  • Published
  • By TSgt. Dan Heaton
  • 127th Wing Public Affairs
Serving as a test center for new innovations has never been the primary thrust of the mission at Selfridge Air National Guard Base. But for almost 100 years, a variety of products have been tried out, put to use or otherwise proven through tests and trials at the base. That legacy is alive today through operations of both the Air Force and the Army at the southeastern Michigan base.

A number of U.S. Army offices and project centers operate at Selfridge, an extension of the work performed by several commands at the Detroit Arsenal in nearby Warren, Mich. Among the projects conducted at the base today is ongoing work to test seats and seating configurations to help keep Soldiers safe in a variety of military vehicles.

Earlier this year, the Air Force wrapped up the local portion of prototype testing for an aircraft defense system that is being developed for KC-135 Stratotanker aircraft.

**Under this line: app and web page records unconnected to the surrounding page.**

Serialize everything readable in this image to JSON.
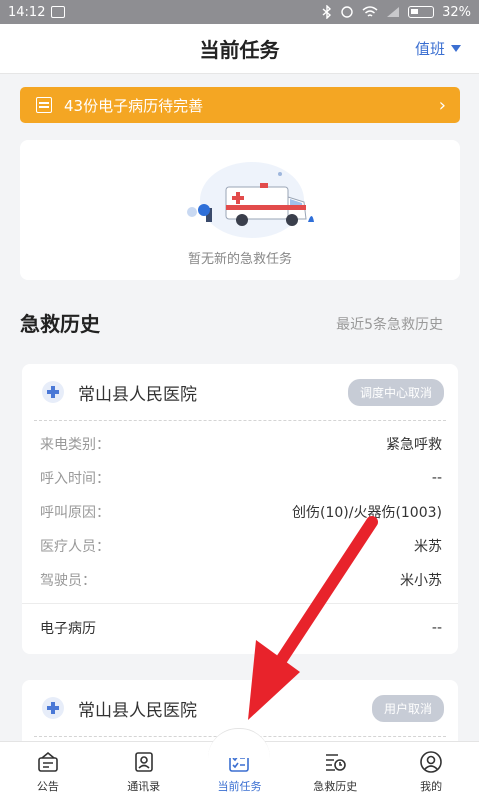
{
  "status_bar": {
    "time": "14:12",
    "battery": "32%"
  },
  "header": {
    "title": "当前任务",
    "duty_label": "值班"
  },
  "notice": {
    "text": "43份电子病历待完善"
  },
  "empty_state": {
    "text": "暂无新的急救任务"
  },
  "history": {
    "title": "急救历史",
    "subtitle": "最近5条急救历史",
    "records": [
      {
        "hospital": "常山县人民医院",
        "tag": "调度中心取消",
        "fields": [
          {
            "label": "来电类别：",
            "value": "紧急呼救"
          },
          {
            "label": "呼入时间：",
            "value": "--"
          },
          {
            "label": "呼叫原因：",
            "value": "创伤(10)/火器伤(1003)"
          },
          {
            "label": "医疗人员：",
            "value": "米苏"
          },
          {
            "label": "驾驶员：",
            "value": "米小苏"
          }
        ],
        "emr_label": "电子病历",
        "emr_value": "--"
      },
      {
        "hospital": "常山县人民医院",
        "tag": "用户取消"
      }
    ]
  },
  "tabbar": {
    "items": [
      {
        "label": "公告",
        "icon": "announcement-icon"
      },
      {
        "label": "通讯录",
        "icon": "contacts-icon"
      },
      {
        "label": "当前任务",
        "icon": "task-list-icon"
      },
      {
        "label": "急救历史",
        "icon": "history-icon"
      },
      {
        "label": "我的",
        "icon": "profile-icon"
      }
    ]
  },
  "colors": {
    "accent": "#3b6fd1",
    "notice": "#f4a623",
    "arrow": "#e8232b"
  }
}
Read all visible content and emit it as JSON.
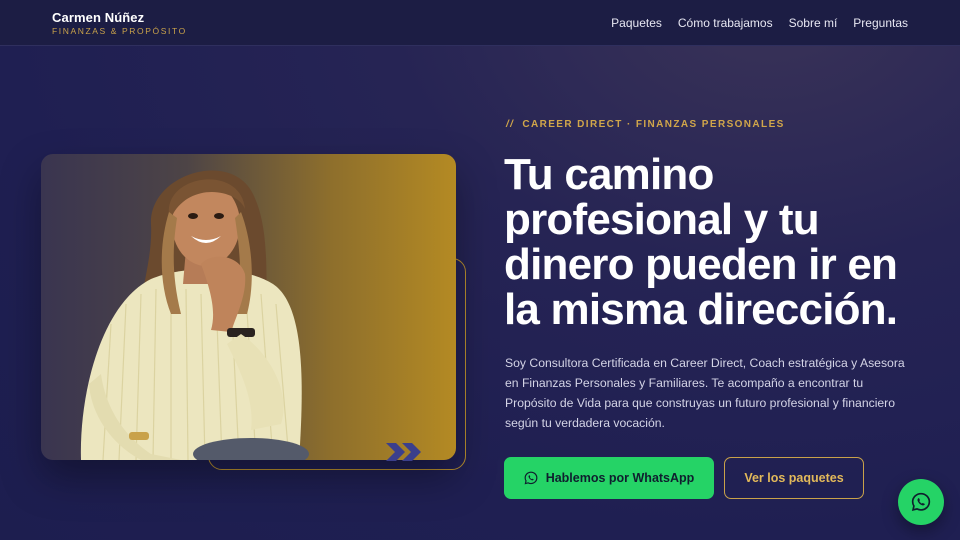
{
  "brand": {
    "name": "Carmen Núñez",
    "tagline": "FINANZAS & PROPÓSITO"
  },
  "nav": {
    "items": [
      "Paquetes",
      "Cómo trabajamos",
      "Sobre mí",
      "Preguntas"
    ]
  },
  "hero": {
    "eyebrow_mark": "//",
    "eyebrow": "CAREER DIRECT · FINANZAS PERSONALES",
    "headline": "Tu camino profesional y tu dinero pueden ir en la misma dirección.",
    "lead": "Soy Consultora Certificada en Career Direct, Coach estratégica y Asesora en Finanzas Personales y Familiares. Te acompaño a encontrar tu Propósito de Vida para que construyas un futuro profesional y financiero según tu verdadera vocación.",
    "cta_primary": "Hablemos por WhatsApp",
    "cta_secondary": "Ver los paquetes"
  },
  "colors": {
    "accent_gold": "#c9a24a",
    "whatsapp_green": "#25d366",
    "background": "#1f1f52"
  },
  "icons": {
    "cta_primary": "whatsapp-icon",
    "floating": "whatsapp-icon",
    "photo_decoration": "double-chevron-right-icon"
  }
}
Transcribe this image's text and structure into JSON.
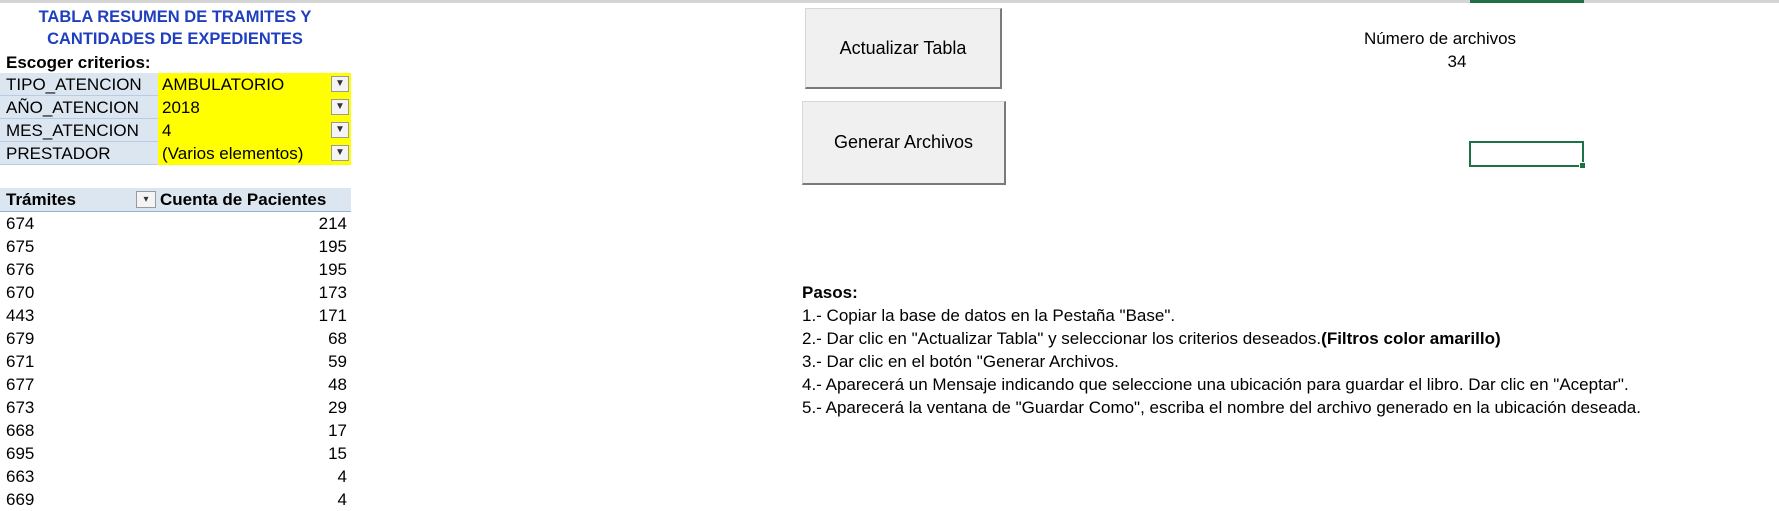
{
  "title": {
    "line1": "TABLA RESUMEN DE TRAMITES Y",
    "line2": "CANTIDADES DE EXPEDIENTES"
  },
  "criteria_label": "Escoger criterios:",
  "filters": [
    {
      "name": "TIPO_ATENCION",
      "value": "AMBULATORIO"
    },
    {
      "name": "AÑO_ATENCION",
      "value": "2018"
    },
    {
      "name": "MES_ATENCION",
      "value": "4"
    },
    {
      "name": "PRESTADOR",
      "value": "(Varios elementos)"
    }
  ],
  "table": {
    "headers": [
      "Trámites",
      "Cuenta de Pacientes"
    ],
    "rows": [
      [
        "674",
        "214"
      ],
      [
        "675",
        "195"
      ],
      [
        "676",
        "195"
      ],
      [
        "670",
        "173"
      ],
      [
        "443",
        "171"
      ],
      [
        "679",
        "68"
      ],
      [
        "671",
        "59"
      ],
      [
        "677",
        "48"
      ],
      [
        "673",
        "29"
      ],
      [
        "668",
        "17"
      ],
      [
        "695",
        "15"
      ],
      [
        "663",
        "4"
      ],
      [
        "669",
        "4"
      ]
    ]
  },
  "buttons": {
    "update": "Actualizar Tabla",
    "generate": "Generar Archivos"
  },
  "file_count": {
    "label": "Número de archivos",
    "value": "34"
  },
  "steps": {
    "heading": "Pasos:",
    "items": [
      "1.- Copiar la base de datos en la Pestaña \"Base\".",
      "2.- Dar clic en \"Actualizar Tabla\" y seleccionar los criterios deseados.",
      "3.- Dar clic en el botón \"Generar Archivos.",
      "4.- Aparecerá un Mensaje indicando que seleccione una ubicación para guardar el libro. Dar clic en \"Aceptar\".",
      "5.- Aparecerá la ventana de \"Guardar Como\", escriba el nombre del archivo generado en la ubicación deseada."
    ],
    "item2_bold": "(Filtros color amarillo)"
  },
  "icons": {
    "filter": "filter-dropdown-icon",
    "sort": "sort-dropdown-icon"
  },
  "colors": {
    "title": "#1f3fbf",
    "filter_value_bg": "#ffff00",
    "header_bg": "#dce6f1",
    "selection": "#1e7145"
  }
}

Selfridge maintenance personnel spent several months installing and troubleshooting the new prototype system, which is still under review. Over the past decade, other Air Force tests at Selfridge have revolved around a variety of alternative fuel options for ground vehicles, including some focused on determining how such options fare during cold weather operations.

"I believe one of the greatest assets we offer to the Air Force and to the nation is a mix of highly-skilled full-time and traditional Air National Guard Airmen," said Col. Michael Thomas, commander of the 127th Wing. "Many of our Airmen work full time in technical positions in the auto industry or related fields. They bring that expertise with them when they put the uniform on one weekend a month. When you couple that with the technical knowledge of our Airmen who work full time on our aircraft, we have a knowledgeable workforce that is second to none."

Among the earliest achievements at the Selfridge was the shattering of air speed records recording flights in excess of 220 miles per hour - a jump of about 20 percent - during flights at a series of 1922 air races at the field. Those high-speed flights also brought an awareness of a need for an enclosed cockpit to better protect the pilot from wind and extreme cold at altitude.

Comprised of approximately 1,600 personnel and flying both the A-10 Thunderbolt II and the KC-135 Stratotanker, the 127th Wing supports Air Mobility Command, Air Combat Command and Air Force Special Operation Command by providing highly-skilled Airmen to missions domestically and overseas. The 127th Wing is the host unit at Selfridge Air National Guard Base, which marked its 95th year of continuous military air operations in 2012.